• _PROBLEM DESCRIPTION_
All of the data should be given again word for word, though the images are to be left out.

--- --- ---

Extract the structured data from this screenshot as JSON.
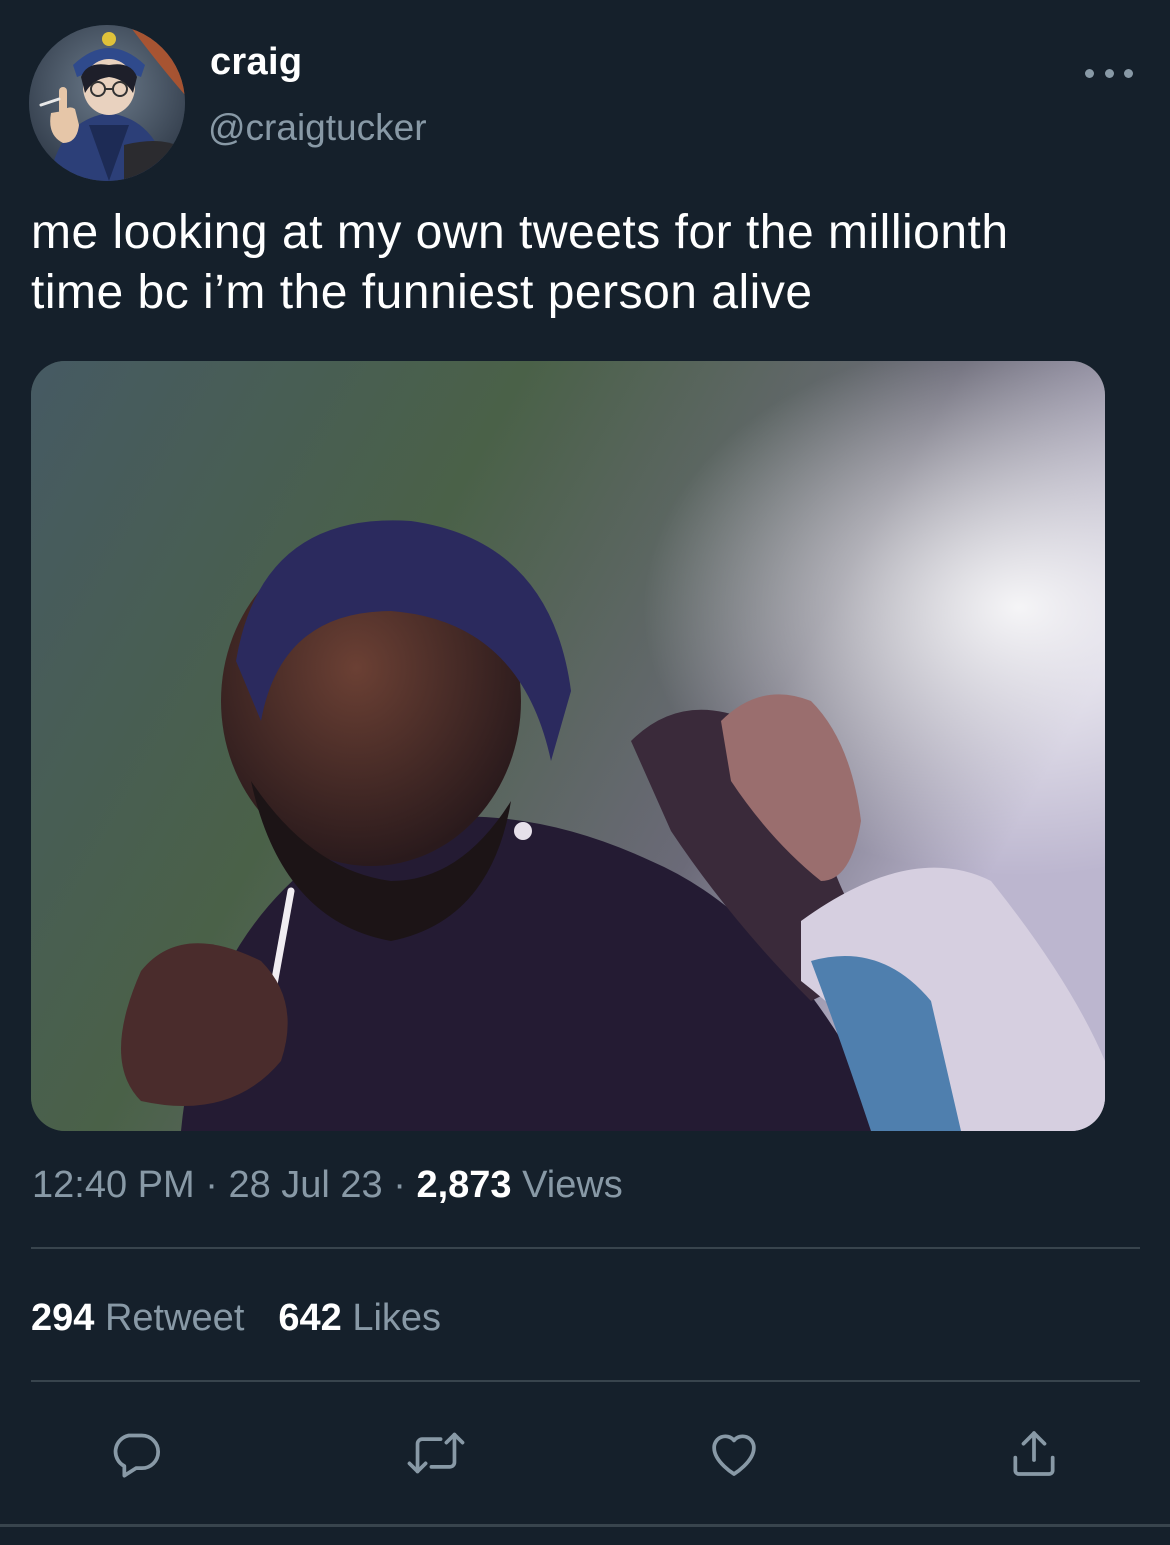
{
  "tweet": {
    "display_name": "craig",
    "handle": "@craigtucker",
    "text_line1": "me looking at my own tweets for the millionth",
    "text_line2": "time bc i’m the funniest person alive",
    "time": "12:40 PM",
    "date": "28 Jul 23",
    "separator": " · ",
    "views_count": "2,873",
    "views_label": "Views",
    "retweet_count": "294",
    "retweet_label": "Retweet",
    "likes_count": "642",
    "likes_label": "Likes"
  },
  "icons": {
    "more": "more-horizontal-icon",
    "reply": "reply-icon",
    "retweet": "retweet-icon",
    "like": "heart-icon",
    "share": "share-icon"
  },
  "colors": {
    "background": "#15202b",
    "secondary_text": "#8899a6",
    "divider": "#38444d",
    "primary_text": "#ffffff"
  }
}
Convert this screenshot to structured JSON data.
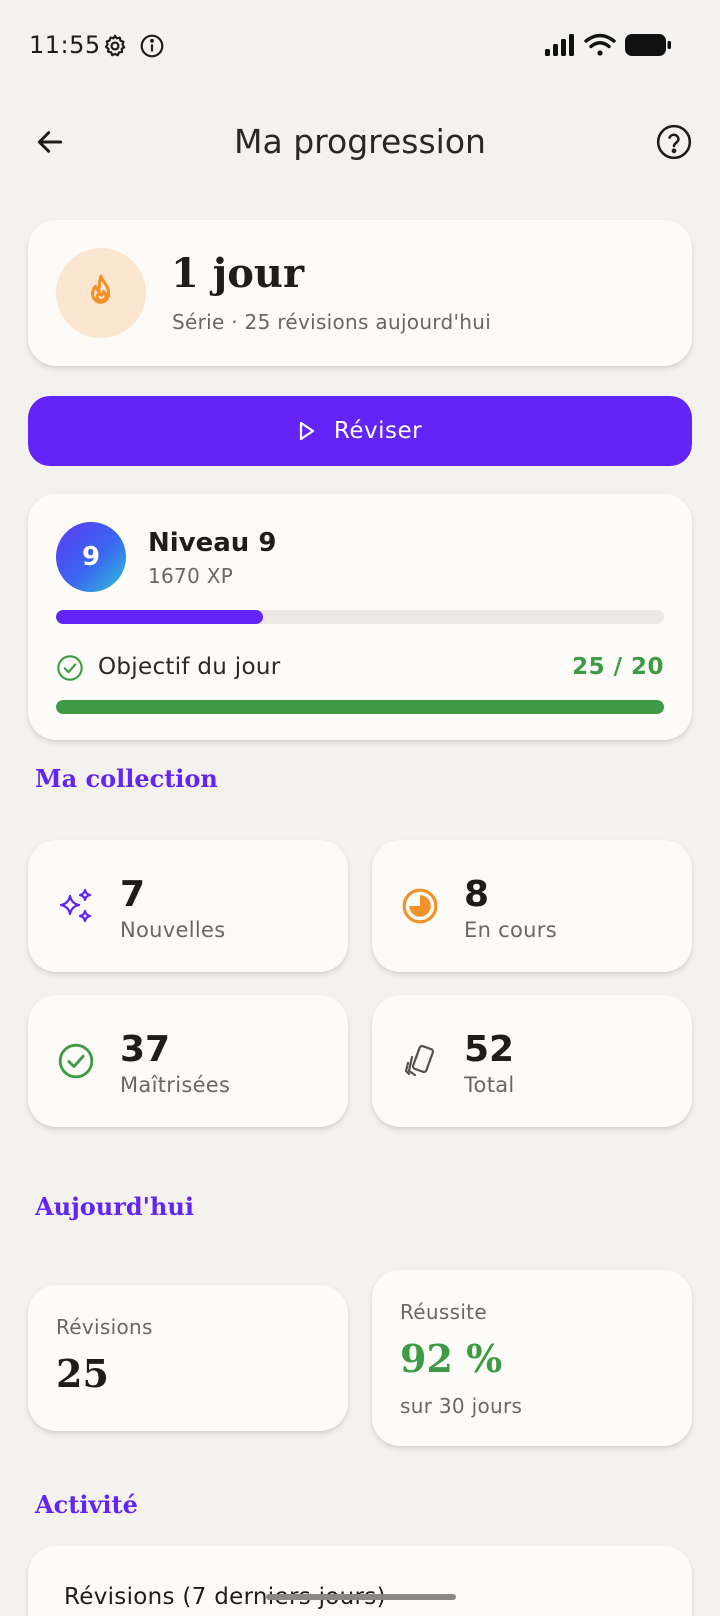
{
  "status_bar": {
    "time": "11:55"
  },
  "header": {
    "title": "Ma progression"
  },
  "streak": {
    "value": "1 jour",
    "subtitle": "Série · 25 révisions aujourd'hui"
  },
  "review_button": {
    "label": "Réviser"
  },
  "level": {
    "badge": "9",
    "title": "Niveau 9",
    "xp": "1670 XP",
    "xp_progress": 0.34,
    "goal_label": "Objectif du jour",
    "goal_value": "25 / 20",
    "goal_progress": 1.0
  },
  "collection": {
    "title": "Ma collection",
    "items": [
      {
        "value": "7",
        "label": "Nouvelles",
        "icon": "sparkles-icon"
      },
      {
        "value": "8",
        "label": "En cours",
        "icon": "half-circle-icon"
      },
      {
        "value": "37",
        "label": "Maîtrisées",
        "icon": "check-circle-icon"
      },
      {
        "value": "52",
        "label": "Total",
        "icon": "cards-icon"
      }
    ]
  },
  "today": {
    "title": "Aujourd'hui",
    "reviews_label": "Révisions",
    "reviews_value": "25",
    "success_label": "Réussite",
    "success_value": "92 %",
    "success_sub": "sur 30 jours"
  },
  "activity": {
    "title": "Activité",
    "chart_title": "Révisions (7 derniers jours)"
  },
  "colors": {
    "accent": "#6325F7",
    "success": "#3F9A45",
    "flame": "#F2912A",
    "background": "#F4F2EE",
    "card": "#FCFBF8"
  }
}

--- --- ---

• _ANSWER FOR THIS EXERCISE_
Extract the structured data from this screenshot as JSON.
{
  "tweet": {
    "display_name": "craig",
    "handle": "@craigtucker",
    "text_line1": "me looking at my own tweets for the millionth",
    "text_line2": "time bc i’m the funniest person alive",
    "time": "12:40 PM",
    "date": "28 Jul 23",
    "separator": " · ",
    "views_count": "2,873",
    "views_label": "Views",
    "retweet_count": "294",
    "retweet_label": "Retweet",
    "likes_count": "642",
    "likes_label": "Likes"
  },
  "icons": {
    "more": "more-horizontal-icon",
    "reply": "reply-icon",
    "retweet": "retweet-icon",
    "like": "heart-icon",
    "share": "share-icon"
  },
  "colors": {
    "background": "#15202b",
    "secondary_text": "#8899a6",
    "divider": "#38444d",
    "primary_text": "#ffffff"
  }
}
Convert this screenshot to structured JSON data.
{
  "status_bar": {
    "time": "11:55"
  },
  "header": {
    "title": "Ma progression"
  },
  "streak": {
    "value": "1 jour",
    "subtitle": "Série · 25 révisions aujourd'hui"
  },
  "review_button": {
    "label": "Réviser"
  },
  "level": {
    "badge": "9",
    "title": "Niveau 9",
    "xp": "1670 XP",
    "xp_progress": 0.34,
    "goal_label": "Objectif du jour",
    "goal_value": "25 / 20",
    "goal_progress": 1.0
  },
  "collection": {
    "title": "Ma collection",
    "items": [
      {
        "value": "7",
        "label": "Nouvelles",
        "icon": "sparkles-icon"
      },
      {
        "value": "8",
        "label": "En cours",
        "icon": "half-circle-icon"
      },
      {
        "value": "37",
        "label": "Maîtrisées",
        "icon": "check-circle-icon"
      },
      {
        "value": "52",
        "label": "Total",
        "icon": "cards-icon"
      }
    ]
  },
  "today": {
    "title": "Aujourd'hui",
    "reviews_label": "Révisions",
    "reviews_value": "25",
    "success_label": "Réussite",
    "success_value": "92 %",
    "success_sub": "sur 30 jours"
  },
  "activity": {
    "title": "Activité",
    "chart_title": "Révisions (7 derniers jours)"
  },
  "colors": {
    "accent": "#6325F7",
    "success": "#3F9A45",
    "flame": "#F2912A",
    "background": "#F4F2EE",
    "card": "#FCFBF8"
  }
}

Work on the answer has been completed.